When visiting with students from Auburn, OU, George Washington, SMU, Texas A&M, Texas and several other nationally prominent universities at an event in Dallas last week, I was pelted with questions about the Elliot Spillers victory in our SGA presidential election on March 10. They varied from “How did he win?” to “Is this a sign of change in Alabama?” and so on. As I often do in such situations, I found it difficult to explain the significance of such an event taking place in the unique, complex and highly irregular political scene on our campus to those on the outside. I did alright until a single question made me think about something I hadn’t previously pondered.
“How did you feel when he won?”
For someone who spends more time thinking about how to get things done than how he feels when things get done, this seemingly simple question was difficult to answer. Accomplished? Proud? Shocked? All of those were apt descriptions. “Speechless” was perhaps the best answer, given that I spent a good 30 seconds stuttering and trying to find words to speak into WVUA’s microphone when the results came into the broadcasting room and News Director Jordan LaPorta asked for comment. Finally, after much thought, an answer came to mind: “Resolved.”

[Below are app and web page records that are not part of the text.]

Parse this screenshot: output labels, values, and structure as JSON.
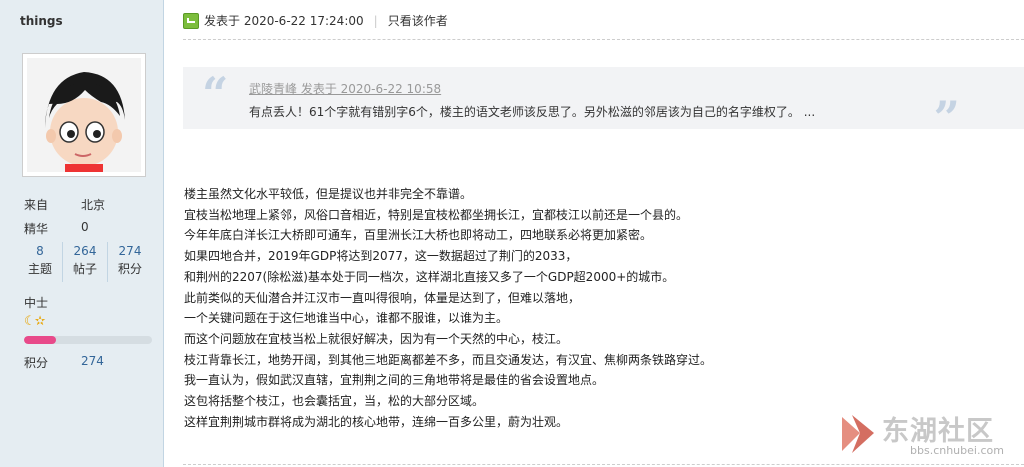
{
  "user": {
    "name": "things",
    "from_label": "来自",
    "from_value": "北京",
    "digest_label": "精华",
    "digest_value": "0",
    "stats": [
      {
        "num": "8",
        "label": "主题"
      },
      {
        "num": "264",
        "label": "帖子"
      },
      {
        "num": "274",
        "label": "积分"
      }
    ],
    "rank": "中士",
    "rank_icons": [
      "moon-icon",
      "star-icon"
    ],
    "progress_fraction": 0.25,
    "points_label": "积分",
    "points_value": "274"
  },
  "post": {
    "posted_at": "发表于 2020-6-22 17:24:00",
    "only_author": "只看该作者",
    "quote": {
      "header": "武陵青峰 发表于 2020-6-22 10:58",
      "body": "有点丢人！61个字就有错别字6个，楼主的语文老师该反思了。另外松滋的邻居该为自己的名字维权了。 ..."
    },
    "lines": [
      "楼主虽然文化水平较低，但是提议也并非完全不靠谱。",
      "宜枝当松地理上紧邻，风俗口音相近，特别是宜枝松都坐拥长江，宜都枝江以前还是一个县的。",
      "今年年底白洋长江大桥即可通车，百里洲长江大桥也即将动工，四地联系必将更加紧密。",
      "如果四地合并，2019年GDP将达到2077，这一数据超过了荆门的2033，",
      "和荆州的2207(除松滋)基本处于同一档次，这样湖北直接又多了一个GDP超2000+的城市。",
      "此前类似的天仙潜合并江汉市一直叫得很响，体量是达到了，但难以落地，",
      "一个关键问题在于这仨地谁当中心，谁都不服谁，以谁为主。",
      "而这个问题放在宜枝当松上就很好解决，因为有一个天然的中心，枝江。",
      "枝江背靠长江，地势开阔，到其他三地距离都差不多，而且交通发达，有汉宜、焦柳两条铁路穿过。",
      "我一直认为，假如武汉直辖，宜荆荆之间的三角地带将是最佳的省会设置地点。",
      "这包将括整个枝江，也会囊括宜，当，松的大部分区域。",
      "这样宜荆荆城市群将成为湖北的核心地带，连绵一百多公里，蔚为壮观。"
    ]
  },
  "watermark": {
    "name": "东湖社区",
    "url": "bbs.cnhubei.com"
  },
  "colors": {
    "sidebar_bg": "#e5edf2",
    "link": "#336699",
    "progress": "#e84a8a"
  }
}
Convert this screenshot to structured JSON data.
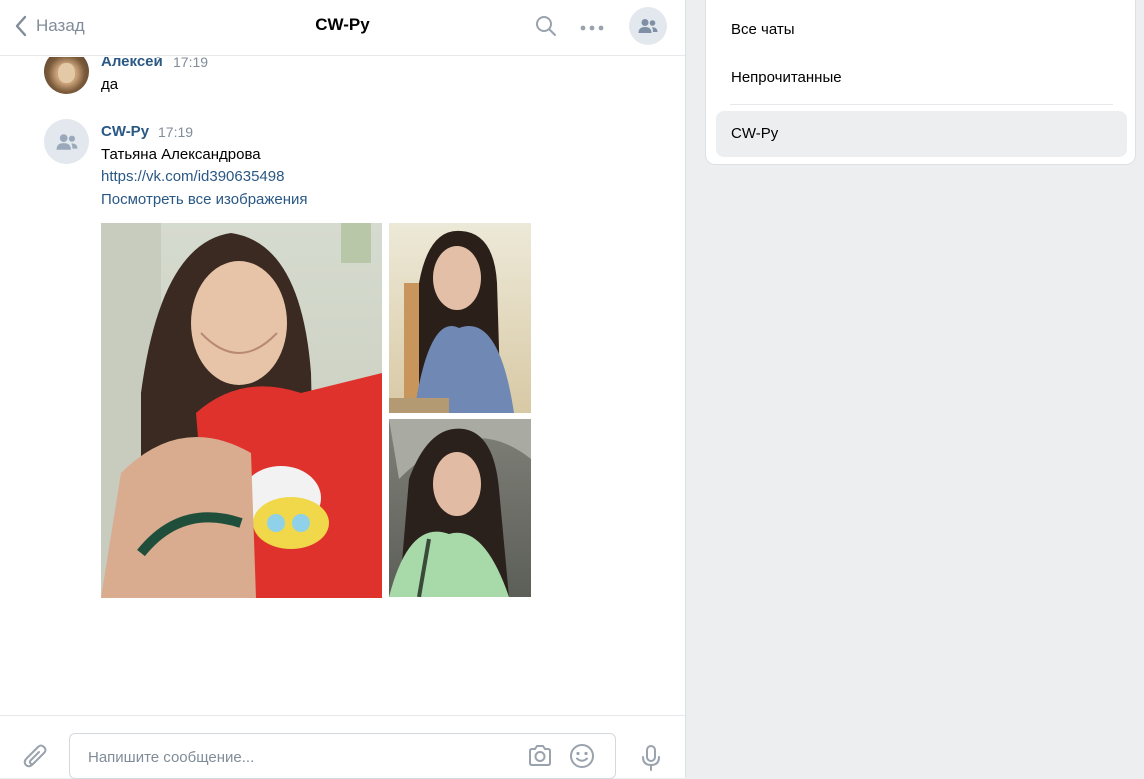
{
  "header": {
    "back_label": "Назад",
    "title": "CW-Ру",
    "icons": [
      "chevron-left-icon",
      "search-icon",
      "more-icon",
      "group-icon"
    ]
  },
  "messages": [
    {
      "author": "Алексей",
      "time": "17:19",
      "text": "да",
      "avatar": "lion-avatar"
    },
    {
      "author": "CW-Ру",
      "time": "17:19",
      "text": "Татьяна Александрова",
      "link": "https://vk.com/id390635498",
      "view_all": "Посмотреть все изображения",
      "avatar": "group-avatar",
      "photos": 3
    }
  ],
  "composer": {
    "placeholder": "Напишите сообщение...",
    "icons": [
      "paperclip-icon",
      "camera-icon",
      "smile-icon",
      "microphone-icon"
    ]
  },
  "folders": {
    "items": [
      {
        "label": "Все чаты",
        "active": false
      },
      {
        "label": "Непрочитанные",
        "active": false
      },
      {
        "label": "CW-Ру",
        "active": true
      }
    ]
  },
  "colors": {
    "link": "#2a5885",
    "muted": "#818c99",
    "background": "#edeef0",
    "accent_avatar": "#e3e8ef"
  }
}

When I say that, I don’t mean that I feel this campus has resolved the many problems which exist in our body politic. What I mean is that the victory of Elliot Spillers, historic though it may be, is not a solution in and of itself, but rather the first step toward one.
Not too long ago, I sat in a room opposite Elliot discussing an election that then seemed eons away. I had three whiteboards with breakdowns of voter turnout in previous election cycles dating back to 2009. I had run the numbers every way I could think of, accounting for every possible scenario, trying to figure out what Elliot’s real odds of winning were. In every case, the statistics favored the Machine. I truly believed there was no way Elliot could win, and the numbers seemed to confirm what other non-Machine politicos and I had always said: The only way for a non-Machine candidate to win the presidency was for years of groundwork to be laid that would slowly, but surely, shift the culture of this campus away from the status quo.

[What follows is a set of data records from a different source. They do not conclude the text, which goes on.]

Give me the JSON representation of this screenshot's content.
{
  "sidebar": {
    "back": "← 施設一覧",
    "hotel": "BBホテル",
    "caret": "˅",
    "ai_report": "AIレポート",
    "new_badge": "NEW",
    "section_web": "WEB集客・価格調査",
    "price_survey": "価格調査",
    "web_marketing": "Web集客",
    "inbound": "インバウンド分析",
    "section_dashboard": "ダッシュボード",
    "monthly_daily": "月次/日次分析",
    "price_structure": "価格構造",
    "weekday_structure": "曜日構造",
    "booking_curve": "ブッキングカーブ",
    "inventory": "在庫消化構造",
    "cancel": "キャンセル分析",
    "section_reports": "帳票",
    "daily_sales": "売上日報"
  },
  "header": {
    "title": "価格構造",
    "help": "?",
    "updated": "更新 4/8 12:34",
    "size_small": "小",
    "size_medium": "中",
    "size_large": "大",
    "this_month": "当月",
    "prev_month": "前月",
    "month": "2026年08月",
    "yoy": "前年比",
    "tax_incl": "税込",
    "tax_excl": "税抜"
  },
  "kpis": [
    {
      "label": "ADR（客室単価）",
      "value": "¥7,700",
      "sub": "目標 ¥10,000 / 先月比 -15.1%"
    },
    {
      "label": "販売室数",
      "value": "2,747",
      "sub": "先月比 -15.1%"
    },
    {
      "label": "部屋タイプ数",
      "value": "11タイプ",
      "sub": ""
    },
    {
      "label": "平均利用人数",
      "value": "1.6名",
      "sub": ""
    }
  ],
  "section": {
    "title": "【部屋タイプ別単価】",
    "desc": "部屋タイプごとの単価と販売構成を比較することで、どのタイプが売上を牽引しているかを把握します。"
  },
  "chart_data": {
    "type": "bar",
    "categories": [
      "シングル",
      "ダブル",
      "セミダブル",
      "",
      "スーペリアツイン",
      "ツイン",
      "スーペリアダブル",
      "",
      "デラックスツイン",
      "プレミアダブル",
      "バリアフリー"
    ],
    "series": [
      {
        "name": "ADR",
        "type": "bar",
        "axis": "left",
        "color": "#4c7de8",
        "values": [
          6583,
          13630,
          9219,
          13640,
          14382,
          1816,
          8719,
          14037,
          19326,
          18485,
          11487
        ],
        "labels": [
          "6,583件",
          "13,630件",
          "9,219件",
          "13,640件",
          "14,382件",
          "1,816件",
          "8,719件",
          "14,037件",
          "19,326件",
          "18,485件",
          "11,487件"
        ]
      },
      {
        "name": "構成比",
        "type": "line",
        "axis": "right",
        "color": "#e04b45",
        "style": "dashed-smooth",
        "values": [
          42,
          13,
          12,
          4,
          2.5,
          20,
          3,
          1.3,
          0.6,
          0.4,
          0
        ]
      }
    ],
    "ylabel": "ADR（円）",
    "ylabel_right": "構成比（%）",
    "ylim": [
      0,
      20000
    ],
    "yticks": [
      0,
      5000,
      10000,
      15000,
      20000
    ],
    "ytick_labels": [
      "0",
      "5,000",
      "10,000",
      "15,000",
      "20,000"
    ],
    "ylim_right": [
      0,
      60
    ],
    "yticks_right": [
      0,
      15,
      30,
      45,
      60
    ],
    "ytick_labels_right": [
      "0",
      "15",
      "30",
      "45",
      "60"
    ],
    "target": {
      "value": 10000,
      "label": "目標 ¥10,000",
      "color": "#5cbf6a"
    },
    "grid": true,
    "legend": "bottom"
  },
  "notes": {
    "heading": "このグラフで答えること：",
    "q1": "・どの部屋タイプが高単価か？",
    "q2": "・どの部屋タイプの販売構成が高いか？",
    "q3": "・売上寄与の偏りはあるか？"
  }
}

I stand here today having never been happier to be wrong in my life. Elliot defied the odds and my most favorable predictions – he not only won, he did so in record-breaking fashion. The election records I have managed to recover in the past eight months indicate that the 8,602 votes cast for Elliot Spillers on March 10 constitute the largest number a candidate has ever received in a contested SGA election at The University of Alabama.
However, while I may have been wrong in saying that Elliot had little chance of winning, I don’t believe I was wrong about that second part – that it would take years of hard work by graduating class after graduating class of Alabama students to balance the scales and introduce real accountability into campus politics.
This is where my feeling of resolution comes from. Elliot’s win does not merely signify an independent victory. It serves as reassurance for all of us who have dedicated ourselves to improving the UA political climate that here, in a place famous for never changing, progress is not only attainable, but perhaps closer to attainment than we previously believed. It tells those who walked across the stage before us that their efforts were not in vain, and it tells those who will walk across the stage with me in 38 days that we’ve seen the first tangible step taken in that direction with our own eyes.
But most importantly, it tells those who will come after us that they may achieve the goals we could only dream of.
Andrew Parks is a senior majoring in political science. His column runs biweekly.